[Records from a dataset]
- - -

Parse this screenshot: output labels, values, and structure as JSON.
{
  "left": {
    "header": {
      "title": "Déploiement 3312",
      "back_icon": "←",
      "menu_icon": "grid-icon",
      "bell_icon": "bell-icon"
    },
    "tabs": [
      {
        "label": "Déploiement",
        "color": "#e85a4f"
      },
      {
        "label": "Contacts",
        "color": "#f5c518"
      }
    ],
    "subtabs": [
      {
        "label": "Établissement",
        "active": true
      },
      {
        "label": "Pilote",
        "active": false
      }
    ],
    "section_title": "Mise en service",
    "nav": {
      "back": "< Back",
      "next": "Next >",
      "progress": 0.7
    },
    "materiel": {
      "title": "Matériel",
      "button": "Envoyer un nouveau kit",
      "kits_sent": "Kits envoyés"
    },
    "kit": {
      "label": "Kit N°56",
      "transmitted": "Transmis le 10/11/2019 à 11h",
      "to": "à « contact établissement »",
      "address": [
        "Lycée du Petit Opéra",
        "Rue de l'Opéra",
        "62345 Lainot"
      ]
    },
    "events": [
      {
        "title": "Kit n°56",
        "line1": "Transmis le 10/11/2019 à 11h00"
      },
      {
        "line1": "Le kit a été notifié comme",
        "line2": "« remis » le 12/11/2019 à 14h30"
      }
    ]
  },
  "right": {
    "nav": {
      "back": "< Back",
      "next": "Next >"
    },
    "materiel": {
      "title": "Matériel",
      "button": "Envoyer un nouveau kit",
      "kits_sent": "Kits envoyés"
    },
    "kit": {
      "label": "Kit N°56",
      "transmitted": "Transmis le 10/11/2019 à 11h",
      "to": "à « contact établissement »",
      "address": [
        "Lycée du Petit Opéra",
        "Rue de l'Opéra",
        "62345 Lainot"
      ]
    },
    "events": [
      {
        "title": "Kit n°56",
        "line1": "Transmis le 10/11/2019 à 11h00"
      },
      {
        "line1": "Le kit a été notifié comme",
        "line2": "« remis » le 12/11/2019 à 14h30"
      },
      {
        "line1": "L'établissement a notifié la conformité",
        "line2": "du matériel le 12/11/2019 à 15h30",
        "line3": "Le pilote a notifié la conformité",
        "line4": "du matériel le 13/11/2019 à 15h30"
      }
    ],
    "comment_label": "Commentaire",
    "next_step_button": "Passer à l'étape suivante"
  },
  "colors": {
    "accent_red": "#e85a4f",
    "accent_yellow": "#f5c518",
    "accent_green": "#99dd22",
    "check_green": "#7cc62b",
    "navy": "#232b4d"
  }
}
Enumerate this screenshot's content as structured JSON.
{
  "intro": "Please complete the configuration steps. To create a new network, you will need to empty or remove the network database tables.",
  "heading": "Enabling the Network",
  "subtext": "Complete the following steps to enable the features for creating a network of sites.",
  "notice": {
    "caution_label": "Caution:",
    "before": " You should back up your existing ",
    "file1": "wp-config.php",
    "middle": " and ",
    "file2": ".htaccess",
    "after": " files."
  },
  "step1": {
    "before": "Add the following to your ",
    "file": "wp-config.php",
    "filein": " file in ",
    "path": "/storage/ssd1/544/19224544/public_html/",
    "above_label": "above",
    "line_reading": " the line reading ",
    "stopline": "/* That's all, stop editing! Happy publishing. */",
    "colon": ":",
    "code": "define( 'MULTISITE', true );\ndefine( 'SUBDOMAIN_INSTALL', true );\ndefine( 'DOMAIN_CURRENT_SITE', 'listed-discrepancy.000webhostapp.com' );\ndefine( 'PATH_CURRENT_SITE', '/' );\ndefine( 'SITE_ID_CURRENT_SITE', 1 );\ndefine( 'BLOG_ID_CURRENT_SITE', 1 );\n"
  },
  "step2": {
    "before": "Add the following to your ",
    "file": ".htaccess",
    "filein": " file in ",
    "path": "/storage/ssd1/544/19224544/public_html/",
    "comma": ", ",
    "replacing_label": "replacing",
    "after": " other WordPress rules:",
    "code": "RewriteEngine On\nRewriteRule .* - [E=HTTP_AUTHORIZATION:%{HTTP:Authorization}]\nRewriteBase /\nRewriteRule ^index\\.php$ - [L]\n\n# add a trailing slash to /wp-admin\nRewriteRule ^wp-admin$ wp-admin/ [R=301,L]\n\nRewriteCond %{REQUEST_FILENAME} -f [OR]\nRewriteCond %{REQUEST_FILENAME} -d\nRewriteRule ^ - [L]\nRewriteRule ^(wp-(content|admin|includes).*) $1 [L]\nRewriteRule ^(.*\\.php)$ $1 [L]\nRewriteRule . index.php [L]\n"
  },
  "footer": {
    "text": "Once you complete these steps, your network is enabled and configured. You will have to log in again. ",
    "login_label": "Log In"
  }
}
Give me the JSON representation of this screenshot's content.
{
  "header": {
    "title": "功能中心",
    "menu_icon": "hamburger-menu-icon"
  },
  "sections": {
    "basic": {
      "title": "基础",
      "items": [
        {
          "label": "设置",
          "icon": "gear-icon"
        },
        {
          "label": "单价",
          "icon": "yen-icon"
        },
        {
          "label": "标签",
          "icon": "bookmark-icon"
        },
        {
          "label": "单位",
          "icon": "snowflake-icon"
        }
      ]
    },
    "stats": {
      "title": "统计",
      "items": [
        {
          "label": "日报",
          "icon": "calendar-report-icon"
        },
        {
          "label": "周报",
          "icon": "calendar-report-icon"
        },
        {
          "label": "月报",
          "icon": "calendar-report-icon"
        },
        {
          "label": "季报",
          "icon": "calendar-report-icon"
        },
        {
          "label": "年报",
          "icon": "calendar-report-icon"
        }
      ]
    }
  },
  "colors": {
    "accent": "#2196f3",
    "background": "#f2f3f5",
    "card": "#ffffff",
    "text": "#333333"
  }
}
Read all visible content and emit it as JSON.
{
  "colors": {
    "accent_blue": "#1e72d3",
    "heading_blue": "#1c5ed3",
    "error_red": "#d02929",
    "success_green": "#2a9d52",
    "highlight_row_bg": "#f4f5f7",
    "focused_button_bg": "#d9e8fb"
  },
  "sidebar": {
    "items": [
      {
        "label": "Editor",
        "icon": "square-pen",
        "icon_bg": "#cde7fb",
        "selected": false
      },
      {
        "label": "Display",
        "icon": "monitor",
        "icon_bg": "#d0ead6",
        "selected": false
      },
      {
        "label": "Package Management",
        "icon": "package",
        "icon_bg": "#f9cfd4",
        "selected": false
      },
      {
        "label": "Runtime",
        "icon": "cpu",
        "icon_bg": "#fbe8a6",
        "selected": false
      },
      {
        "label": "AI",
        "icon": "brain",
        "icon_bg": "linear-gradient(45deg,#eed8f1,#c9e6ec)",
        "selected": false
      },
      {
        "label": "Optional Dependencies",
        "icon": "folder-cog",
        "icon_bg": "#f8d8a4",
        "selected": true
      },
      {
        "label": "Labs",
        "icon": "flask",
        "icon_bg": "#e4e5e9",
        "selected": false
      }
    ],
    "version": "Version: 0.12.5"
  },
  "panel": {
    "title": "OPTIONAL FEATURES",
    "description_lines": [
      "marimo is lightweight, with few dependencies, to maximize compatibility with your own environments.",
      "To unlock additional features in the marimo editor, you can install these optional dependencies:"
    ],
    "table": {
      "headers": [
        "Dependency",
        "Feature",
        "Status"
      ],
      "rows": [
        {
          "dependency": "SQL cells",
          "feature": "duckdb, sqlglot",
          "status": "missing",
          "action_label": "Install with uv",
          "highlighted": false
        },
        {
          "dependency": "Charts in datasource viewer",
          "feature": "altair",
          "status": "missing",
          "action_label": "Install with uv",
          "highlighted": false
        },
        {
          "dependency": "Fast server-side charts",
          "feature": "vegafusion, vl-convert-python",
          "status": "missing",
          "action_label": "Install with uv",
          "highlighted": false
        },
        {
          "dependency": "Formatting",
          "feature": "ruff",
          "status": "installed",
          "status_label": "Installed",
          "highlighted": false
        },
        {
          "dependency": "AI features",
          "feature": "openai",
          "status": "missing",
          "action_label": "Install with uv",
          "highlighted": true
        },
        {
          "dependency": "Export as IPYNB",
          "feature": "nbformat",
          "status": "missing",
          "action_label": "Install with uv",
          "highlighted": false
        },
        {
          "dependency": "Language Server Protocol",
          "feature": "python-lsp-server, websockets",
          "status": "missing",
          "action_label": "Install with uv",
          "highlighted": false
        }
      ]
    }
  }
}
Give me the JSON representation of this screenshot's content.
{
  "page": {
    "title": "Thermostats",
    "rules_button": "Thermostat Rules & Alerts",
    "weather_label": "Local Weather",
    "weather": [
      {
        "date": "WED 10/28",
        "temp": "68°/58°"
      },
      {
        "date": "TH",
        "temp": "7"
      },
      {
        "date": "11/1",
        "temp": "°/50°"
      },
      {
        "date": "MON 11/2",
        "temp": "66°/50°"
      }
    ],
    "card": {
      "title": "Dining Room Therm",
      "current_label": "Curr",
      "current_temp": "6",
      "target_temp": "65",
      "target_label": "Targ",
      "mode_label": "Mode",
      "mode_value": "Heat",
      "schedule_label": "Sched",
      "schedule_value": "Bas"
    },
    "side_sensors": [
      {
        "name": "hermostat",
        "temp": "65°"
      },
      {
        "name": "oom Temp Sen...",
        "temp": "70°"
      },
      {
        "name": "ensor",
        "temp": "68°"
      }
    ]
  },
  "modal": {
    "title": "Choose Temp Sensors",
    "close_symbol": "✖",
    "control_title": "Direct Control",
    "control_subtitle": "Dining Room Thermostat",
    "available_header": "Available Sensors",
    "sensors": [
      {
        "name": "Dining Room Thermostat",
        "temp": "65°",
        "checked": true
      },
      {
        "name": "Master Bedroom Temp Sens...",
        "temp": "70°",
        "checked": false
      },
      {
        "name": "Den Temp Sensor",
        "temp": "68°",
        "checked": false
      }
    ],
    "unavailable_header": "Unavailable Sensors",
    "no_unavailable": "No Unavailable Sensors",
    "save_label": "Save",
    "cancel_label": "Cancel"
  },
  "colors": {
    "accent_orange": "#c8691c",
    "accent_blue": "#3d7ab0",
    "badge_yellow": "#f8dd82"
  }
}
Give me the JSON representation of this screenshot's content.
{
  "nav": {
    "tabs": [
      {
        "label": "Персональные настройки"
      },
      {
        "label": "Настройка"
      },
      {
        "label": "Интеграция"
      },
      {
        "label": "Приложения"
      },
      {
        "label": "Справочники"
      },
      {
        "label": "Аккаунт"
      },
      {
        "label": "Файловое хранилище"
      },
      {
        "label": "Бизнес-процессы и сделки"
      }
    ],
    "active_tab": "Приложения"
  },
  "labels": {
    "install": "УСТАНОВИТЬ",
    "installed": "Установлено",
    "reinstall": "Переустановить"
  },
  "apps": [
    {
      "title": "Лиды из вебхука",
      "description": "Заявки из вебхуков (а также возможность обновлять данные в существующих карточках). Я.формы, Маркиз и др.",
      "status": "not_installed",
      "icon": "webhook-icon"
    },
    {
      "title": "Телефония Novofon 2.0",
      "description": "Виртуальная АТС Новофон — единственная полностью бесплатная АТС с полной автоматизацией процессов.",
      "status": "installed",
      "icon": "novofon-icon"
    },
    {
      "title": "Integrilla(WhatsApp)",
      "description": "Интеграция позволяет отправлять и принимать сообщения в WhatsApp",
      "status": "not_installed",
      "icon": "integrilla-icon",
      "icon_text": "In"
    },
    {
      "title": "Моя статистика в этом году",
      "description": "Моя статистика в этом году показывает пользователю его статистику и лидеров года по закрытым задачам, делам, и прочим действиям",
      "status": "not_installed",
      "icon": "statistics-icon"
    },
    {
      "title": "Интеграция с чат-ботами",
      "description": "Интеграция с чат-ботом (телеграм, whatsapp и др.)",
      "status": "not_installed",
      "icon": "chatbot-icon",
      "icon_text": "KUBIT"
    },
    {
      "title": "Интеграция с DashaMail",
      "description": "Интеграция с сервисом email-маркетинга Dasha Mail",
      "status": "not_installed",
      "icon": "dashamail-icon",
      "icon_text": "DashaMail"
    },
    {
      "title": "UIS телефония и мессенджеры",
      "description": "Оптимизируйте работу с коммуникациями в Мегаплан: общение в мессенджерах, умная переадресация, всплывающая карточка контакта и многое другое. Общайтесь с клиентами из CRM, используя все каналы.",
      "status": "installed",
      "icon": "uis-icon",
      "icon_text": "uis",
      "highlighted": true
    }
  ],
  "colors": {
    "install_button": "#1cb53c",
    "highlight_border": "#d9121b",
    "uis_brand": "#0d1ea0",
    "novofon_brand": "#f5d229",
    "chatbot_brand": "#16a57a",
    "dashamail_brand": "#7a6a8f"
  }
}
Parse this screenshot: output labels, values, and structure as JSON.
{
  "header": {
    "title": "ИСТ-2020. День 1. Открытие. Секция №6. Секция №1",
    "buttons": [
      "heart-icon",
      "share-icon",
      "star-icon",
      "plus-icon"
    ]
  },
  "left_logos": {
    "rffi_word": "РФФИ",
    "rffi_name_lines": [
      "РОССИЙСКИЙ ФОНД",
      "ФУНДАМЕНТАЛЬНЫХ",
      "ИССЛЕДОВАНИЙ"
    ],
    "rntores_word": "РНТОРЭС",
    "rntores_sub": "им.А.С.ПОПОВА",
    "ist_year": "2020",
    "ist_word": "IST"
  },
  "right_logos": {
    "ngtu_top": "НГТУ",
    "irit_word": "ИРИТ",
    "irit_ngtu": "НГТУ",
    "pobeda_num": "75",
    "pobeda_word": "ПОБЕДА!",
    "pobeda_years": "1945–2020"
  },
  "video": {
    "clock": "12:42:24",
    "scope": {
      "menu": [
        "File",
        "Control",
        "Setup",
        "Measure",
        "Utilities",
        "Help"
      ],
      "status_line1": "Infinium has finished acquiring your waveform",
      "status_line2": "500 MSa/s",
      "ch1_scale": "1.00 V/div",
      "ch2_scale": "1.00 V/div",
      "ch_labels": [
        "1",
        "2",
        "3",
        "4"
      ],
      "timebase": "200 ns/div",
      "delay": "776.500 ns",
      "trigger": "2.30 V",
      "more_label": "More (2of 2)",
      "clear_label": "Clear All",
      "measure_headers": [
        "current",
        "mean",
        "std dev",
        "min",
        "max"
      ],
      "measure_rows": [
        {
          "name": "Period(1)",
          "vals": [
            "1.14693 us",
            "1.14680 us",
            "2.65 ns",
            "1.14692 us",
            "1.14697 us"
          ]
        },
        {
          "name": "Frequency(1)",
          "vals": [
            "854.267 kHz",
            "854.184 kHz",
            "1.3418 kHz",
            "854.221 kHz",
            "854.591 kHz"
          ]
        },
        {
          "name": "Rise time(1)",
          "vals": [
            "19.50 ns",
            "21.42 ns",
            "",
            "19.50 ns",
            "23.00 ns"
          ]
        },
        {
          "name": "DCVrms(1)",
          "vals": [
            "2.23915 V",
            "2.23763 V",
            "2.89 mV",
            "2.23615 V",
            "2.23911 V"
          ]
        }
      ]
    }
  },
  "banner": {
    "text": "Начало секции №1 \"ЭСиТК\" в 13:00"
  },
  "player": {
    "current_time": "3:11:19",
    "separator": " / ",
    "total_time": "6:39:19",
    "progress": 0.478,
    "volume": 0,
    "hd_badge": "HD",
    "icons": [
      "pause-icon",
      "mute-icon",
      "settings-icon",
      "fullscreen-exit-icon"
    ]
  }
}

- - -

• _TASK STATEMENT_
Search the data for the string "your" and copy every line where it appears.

• _EXPECTED ANSWER_
    "before": " You should back up your existing ",
    "before": "Add the following to your ",
    "before": "Add the following to your ",
    "text": "Once you complete these steps, your network is enabled and configured. You will have to log in again. ",
      "marimo is lightweight, with few dependencies, to maximize compatibility with your own environments.",
      "status_line1": "Infinium has finished acquiring your waveform",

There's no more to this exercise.